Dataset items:
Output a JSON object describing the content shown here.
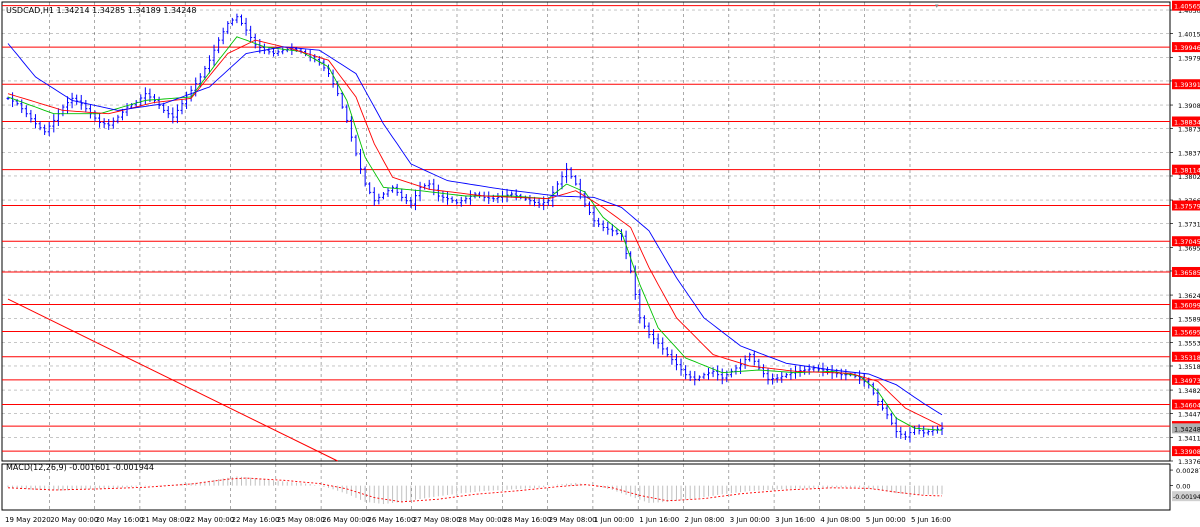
{
  "chart_data": [
    {
      "type": "candlestick",
      "symbol_line": "USDCAD,H1  1.34214 1.34285 1.34189 1.34248",
      "price_ticks": [
        "1.40500",
        "1.40150",
        "1.39790",
        "1.39440",
        "1.39080",
        "1.38730",
        "1.38370",
        "1.38020",
        "1.37660",
        "1.37310",
        "1.36950",
        "1.36600",
        "1.36240",
        "1.35890",
        "1.35530",
        "1.35180",
        "1.34820",
        "1.34470",
        "1.34110",
        "1.33760"
      ],
      "time_ticks": [
        "19 May 2020",
        "20 May 00:00",
        "20 May 16:00",
        "21 May 08:00",
        "22 May 00:00",
        "22 May 16:00",
        "25 May 08:00",
        "26 May 00:00",
        "26 May 16:00",
        "27 May 08:00",
        "28 May 00:00",
        "28 May 16:00",
        "29 May 08:00",
        "1 Jun 00:00",
        "1 Jun 16:00",
        "2 Jun 08:00",
        "3 Jun 00:00",
        "3 Jun 16:00",
        "4 Jun 08:00",
        "5 Jun 00:00",
        "5 Jun 16:00"
      ],
      "ylim": [
        1.3376,
        1.4062
      ],
      "grid": true,
      "horizontal_levels": [
        "1.40565",
        "1.39946",
        "1.39391",
        "1.38834",
        "1.38114",
        "1.37579",
        "1.37045",
        "1.36585",
        "1.36099",
        "1.35695",
        "1.35318",
        "1.34973",
        "1.34604",
        "1.34282",
        "1.33908"
      ],
      "current_price_label": "1.34248",
      "level_color": "#ff0000",
      "price_color": "#0000ff",
      "ma_colors": [
        "#00c000",
        "#ff0000",
        "#0000ff"
      ],
      "trendline": {
        "from": [
          0,
          1.3618
        ],
        "to": [
          72,
          1.3376
        ]
      },
      "price_path": [
        [
          0,
          1.3918
        ],
        [
          2,
          1.391
        ],
        [
          4,
          1.3895
        ],
        [
          6,
          1.388
        ],
        [
          8,
          1.3868
        ],
        [
          10,
          1.3885
        ],
        [
          12,
          1.3905
        ],
        [
          14,
          1.3918
        ],
        [
          16,
          1.391
        ],
        [
          18,
          1.3895
        ],
        [
          20,
          1.3882
        ],
        [
          22,
          1.3878
        ],
        [
          24,
          1.389
        ],
        [
          26,
          1.3905
        ],
        [
          28,
          1.3912
        ],
        [
          30,
          1.3925
        ],
        [
          32,
          1.3915
        ],
        [
          34,
          1.39
        ],
        [
          36,
          1.389
        ],
        [
          38,
          1.391
        ],
        [
          40,
          1.393
        ],
        [
          42,
          1.395
        ],
        [
          44,
          1.3975
        ],
        [
          46,
          1.4005
        ],
        [
          48,
          1.403
        ],
        [
          50,
          1.404
        ],
        [
          52,
          1.402
        ],
        [
          54,
          1.3998
        ],
        [
          56,
          1.399
        ],
        [
          58,
          1.3985
        ],
        [
          60,
          1.399
        ],
        [
          62,
          1.3992
        ],
        [
          64,
          1.3988
        ],
        [
          66,
          1.398
        ],
        [
          68,
          1.3972
        ],
        [
          70,
          1.3955
        ],
        [
          72,
          1.3925
        ],
        [
          74,
          1.3885
        ],
        [
          76,
          1.3835
        ],
        [
          78,
          1.379
        ],
        [
          80,
          1.3765
        ],
        [
          82,
          1.3775
        ],
        [
          84,
          1.3785
        ],
        [
          86,
          1.377
        ],
        [
          88,
          1.376
        ],
        [
          90,
          1.3785
        ],
        [
          92,
          1.379
        ],
        [
          94,
          1.3772
        ],
        [
          96,
          1.3768
        ],
        [
          98,
          1.3762
        ],
        [
          100,
          1.3768
        ],
        [
          102,
          1.3775
        ],
        [
          104,
          1.377
        ],
        [
          106,
          1.3768
        ],
        [
          108,
          1.3772
        ],
        [
          110,
          1.3775
        ],
        [
          112,
          1.377
        ],
        [
          114,
          1.3765
        ],
        [
          116,
          1.376
        ],
        [
          118,
          1.3765
        ],
        [
          120,
          1.379
        ],
        [
          122,
          1.3812
        ],
        [
          124,
          1.379
        ],
        [
          126,
          1.376
        ],
        [
          128,
          1.3735
        ],
        [
          130,
          1.3725
        ],
        [
          132,
          1.372
        ],
        [
          134,
          1.3712
        ],
        [
          136,
          1.366
        ],
        [
          138,
          1.359
        ],
        [
          140,
          1.3565
        ],
        [
          142,
          1.3552
        ],
        [
          144,
          1.3535
        ],
        [
          146,
          1.352
        ],
        [
          148,
          1.3505
        ],
        [
          150,
          1.3498
        ],
        [
          152,
          1.3505
        ],
        [
          154,
          1.351
        ],
        [
          156,
          1.35
        ],
        [
          158,
          1.351
        ],
        [
          160,
          1.352
        ],
        [
          162,
          1.3535
        ],
        [
          164,
          1.3515
        ],
        [
          166,
          1.3498
        ],
        [
          168,
          1.35
        ],
        [
          170,
          1.3505
        ],
        [
          172,
          1.351
        ],
        [
          174,
          1.3512
        ],
        [
          176,
          1.3515
        ],
        [
          178,
          1.3512
        ],
        [
          180,
          1.3508
        ],
        [
          182,
          1.3505
        ],
        [
          184,
          1.3505
        ],
        [
          186,
          1.35
        ],
        [
          188,
          1.349
        ],
        [
          190,
          1.3465
        ],
        [
          192,
          1.3445
        ],
        [
          194,
          1.342
        ],
        [
          196,
          1.3412
        ],
        [
          198,
          1.3425
        ],
        [
          200,
          1.3418
        ],
        [
          202,
          1.3422
        ],
        [
          204,
          1.3425
        ]
      ],
      "ma_fast": [
        [
          0,
          1.392
        ],
        [
          10,
          1.3895
        ],
        [
          20,
          1.3895
        ],
        [
          30,
          1.3915
        ],
        [
          40,
          1.392
        ],
        [
          46,
          1.3975
        ],
        [
          50,
          1.401
        ],
        [
          56,
          1.3995
        ],
        [
          64,
          1.3988
        ],
        [
          70,
          1.3965
        ],
        [
          74,
          1.3915
        ],
        [
          78,
          1.383
        ],
        [
          82,
          1.3785
        ],
        [
          90,
          1.378
        ],
        [
          100,
          1.3772
        ],
        [
          110,
          1.3772
        ],
        [
          118,
          1.3768
        ],
        [
          122,
          1.379
        ],
        [
          126,
          1.3778
        ],
        [
          130,
          1.374
        ],
        [
          134,
          1.3718
        ],
        [
          138,
          1.364
        ],
        [
          142,
          1.3575
        ],
        [
          148,
          1.353
        ],
        [
          156,
          1.3508
        ],
        [
          164,
          1.3512
        ],
        [
          172,
          1.3508
        ],
        [
          180,
          1.351
        ],
        [
          186,
          1.3503
        ],
        [
          190,
          1.348
        ],
        [
          194,
          1.344
        ],
        [
          198,
          1.3425
        ],
        [
          204,
          1.3422
        ]
      ],
      "ma_mid": [
        [
          0,
          1.3925
        ],
        [
          12,
          1.39
        ],
        [
          22,
          1.3895
        ],
        [
          32,
          1.3912
        ],
        [
          40,
          1.3918
        ],
        [
          48,
          1.3985
        ],
        [
          54,
          1.4005
        ],
        [
          62,
          1.3992
        ],
        [
          70,
          1.3975
        ],
        [
          76,
          1.392
        ],
        [
          80,
          1.385
        ],
        [
          84,
          1.38
        ],
        [
          92,
          1.3782
        ],
        [
          104,
          1.3772
        ],
        [
          118,
          1.3768
        ],
        [
          124,
          1.378
        ],
        [
          130,
          1.3755
        ],
        [
          136,
          1.3725
        ],
        [
          140,
          1.3665
        ],
        [
          146,
          1.359
        ],
        [
          154,
          1.3535
        ],
        [
          162,
          1.3518
        ],
        [
          172,
          1.351
        ],
        [
          184,
          1.3507
        ],
        [
          190,
          1.3495
        ],
        [
          196,
          1.3455
        ],
        [
          204,
          1.3428
        ]
      ],
      "ma_slow": [
        [
          0,
          1.4
        ],
        [
          6,
          1.395
        ],
        [
          14,
          1.3915
        ],
        [
          24,
          1.39
        ],
        [
          34,
          1.391
        ],
        [
          44,
          1.3935
        ],
        [
          52,
          1.3985
        ],
        [
          60,
          1.3995
        ],
        [
          68,
          1.399
        ],
        [
          76,
          1.3955
        ],
        [
          82,
          1.388
        ],
        [
          88,
          1.382
        ],
        [
          96,
          1.3795
        ],
        [
          108,
          1.3782
        ],
        [
          120,
          1.3772
        ],
        [
          128,
          1.377
        ],
        [
          134,
          1.3755
        ],
        [
          140,
          1.372
        ],
        [
          146,
          1.365
        ],
        [
          152,
          1.359
        ],
        [
          160,
          1.3548
        ],
        [
          170,
          1.3522
        ],
        [
          180,
          1.3512
        ],
        [
          188,
          1.3506
        ],
        [
          194,
          1.349
        ],
        [
          200,
          1.3462
        ],
        [
          204,
          1.3445
        ]
      ]
    },
    {
      "type": "histogram",
      "label": "MACD(12,26,9) -0.001601 -0.001944",
      "value_ticks": [
        "0.002878",
        "0.00",
        "-0.001944"
      ],
      "ylim": [
        -0.0045,
        0.004
      ],
      "signal_color": "#ff0000",
      "histogram": [
        [
          0,
          -0.0003
        ],
        [
          6,
          -0.0008
        ],
        [
          12,
          -0.0009
        ],
        [
          18,
          -0.0006
        ],
        [
          24,
          -0.0004
        ],
        [
          30,
          -0.0001
        ],
        [
          36,
          0.0002
        ],
        [
          42,
          0.0006
        ],
        [
          46,
          0.0012
        ],
        [
          50,
          0.0017
        ],
        [
          54,
          0.0014
        ],
        [
          60,
          0.0008
        ],
        [
          66,
          0.0003
        ],
        [
          70,
          -0.0004
        ],
        [
          74,
          -0.0015
        ],
        [
          78,
          -0.003
        ],
        [
          82,
          -0.0034
        ],
        [
          86,
          -0.003
        ],
        [
          92,
          -0.0022
        ],
        [
          98,
          -0.0015
        ],
        [
          104,
          -0.001
        ],
        [
          110,
          -0.0007
        ],
        [
          116,
          -0.0004
        ],
        [
          120,
          0.0002
        ],
        [
          124,
          0.0005
        ],
        [
          128,
          0.0
        ],
        [
          132,
          -0.0008
        ],
        [
          136,
          -0.002
        ],
        [
          140,
          -0.0032
        ],
        [
          144,
          -0.003
        ],
        [
          150,
          -0.0024
        ],
        [
          156,
          -0.0016
        ],
        [
          162,
          -0.001
        ],
        [
          168,
          -0.0007
        ],
        [
          174,
          -0.0005
        ],
        [
          180,
          -0.0003
        ],
        [
          186,
          -0.0003
        ],
        [
          190,
          -0.0008
        ],
        [
          194,
          -0.0014
        ],
        [
          198,
          -0.0017
        ],
        [
          204,
          -0.0016
        ]
      ],
      "signal": [
        [
          0,
          -0.0004
        ],
        [
          10,
          -0.0008
        ],
        [
          20,
          -0.0006
        ],
        [
          30,
          -0.0003
        ],
        [
          40,
          0.0003
        ],
        [
          48,
          0.0012
        ],
        [
          52,
          0.0014
        ],
        [
          60,
          0.001
        ],
        [
          68,
          0.0004
        ],
        [
          74,
          -0.0006
        ],
        [
          80,
          -0.0022
        ],
        [
          86,
          -0.003
        ],
        [
          94,
          -0.0025
        ],
        [
          102,
          -0.0016
        ],
        [
          112,
          -0.0009
        ],
        [
          120,
          -0.0002
        ],
        [
          126,
          0.0002
        ],
        [
          132,
          -0.0004
        ],
        [
          138,
          -0.0018
        ],
        [
          144,
          -0.0028
        ],
        [
          152,
          -0.0024
        ],
        [
          160,
          -0.0015
        ],
        [
          170,
          -0.0008
        ],
        [
          180,
          -0.0004
        ],
        [
          188,
          -0.0005
        ],
        [
          194,
          -0.0012
        ],
        [
          200,
          -0.0018
        ],
        [
          204,
          -0.0019
        ]
      ]
    }
  ]
}
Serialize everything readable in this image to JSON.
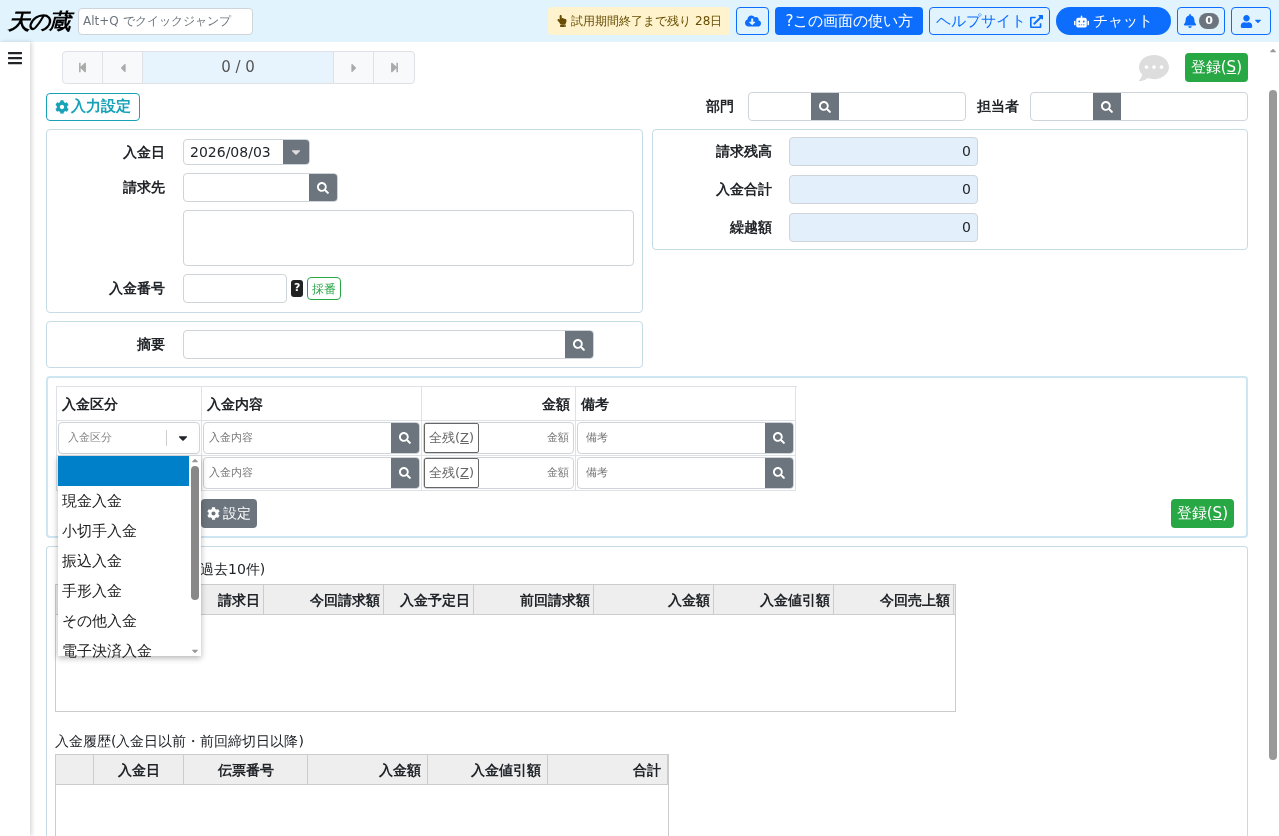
{
  "header": {
    "logo": "天の蔵",
    "quick_jump_placeholder": "Alt+Q でクイックジャンプ",
    "trial_notice": "試用期間終了まで残り 28日",
    "help_mark": "?",
    "help_button": "この画面の使い方",
    "help_site": "ヘルプサイト",
    "chat": "チャット",
    "notification_count": "0"
  },
  "pager": {
    "position": "0 / 0"
  },
  "register": {
    "prefix": "登録(",
    "key": "S",
    "suffix": ")"
  },
  "input_settings": "入力設定",
  "department": {
    "label": "部門"
  },
  "staff": {
    "label": "担当者"
  },
  "form": {
    "date_label": "入金日",
    "date_value": "2026/08/03",
    "billing_label": "請求先",
    "number_label": "入金番号",
    "number_help": "?",
    "assign_button": "採番"
  },
  "summary": [
    {
      "label": "請求残高",
      "value": "0"
    },
    {
      "label": "入金合計",
      "value": "0"
    },
    {
      "label": "繰越額",
      "value": "0"
    }
  ],
  "memo": {
    "label": "摘要"
  },
  "entry": {
    "columns": [
      "入金区分",
      "入金内容",
      "金額",
      "備考"
    ],
    "category_placeholder": "入金区分",
    "rows": [
      {
        "content_placeholder": "入金内容",
        "remaining": {
          "prefix": "全残(",
          "key": "Z",
          "suffix": ")"
        },
        "amount_placeholder": "金額",
        "note_placeholder": "備考"
      },
      {
        "content_placeholder": "入金内容",
        "remaining": {
          "prefix": "全残(",
          "key": "Z",
          "suffix": ")"
        },
        "amount_placeholder": "金額",
        "note_placeholder": "備考"
      }
    ],
    "settings_button": "設定",
    "register": {
      "prefix": "登録(",
      "key": "S",
      "suffix": ")"
    }
  },
  "dropdown": {
    "options": [
      {
        "selected": true
      },
      {
        "label": "現金入金",
        "selected": false
      },
      {
        "label": "小切手入金",
        "selected": false
      },
      {
        "label": "振込入金",
        "selected": false
      },
      {
        "label": "手形入金",
        "selected": false
      },
      {
        "label": "その他入金",
        "selected": false
      },
      {
        "label": "電子決済入金",
        "selected": false
      }
    ]
  },
  "history": {
    "title": "過去10件)",
    "columns": [
      "請求日",
      "今回請求額",
      "入金予定日",
      "前回請求額",
      "入金額",
      "入金値引額",
      "今回売上額"
    ]
  },
  "payment_history": {
    "title": "入金履歴(入金日以前・前回締切日以降)",
    "columns": [
      "入金日",
      "伝票番号",
      "入金額",
      "入金値引額",
      "合計"
    ]
  }
}
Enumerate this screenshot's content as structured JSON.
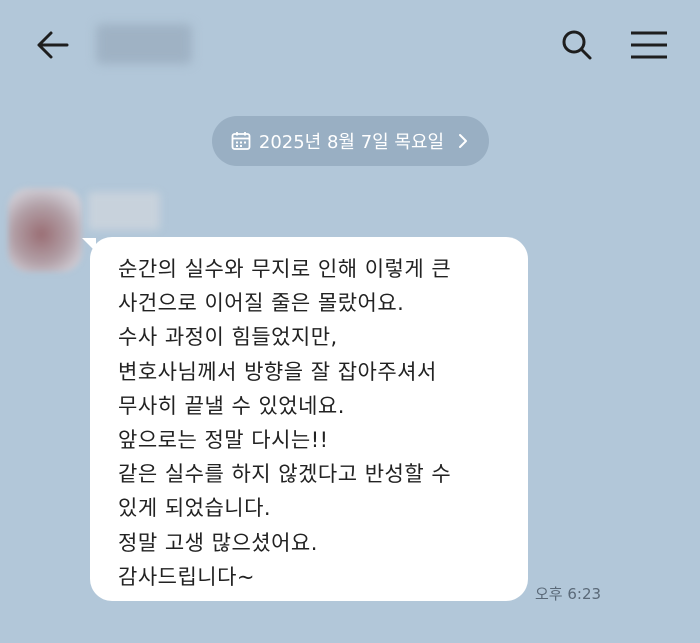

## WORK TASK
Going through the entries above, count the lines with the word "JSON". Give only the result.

## SOLUTION FOR THIS EXERCISE
3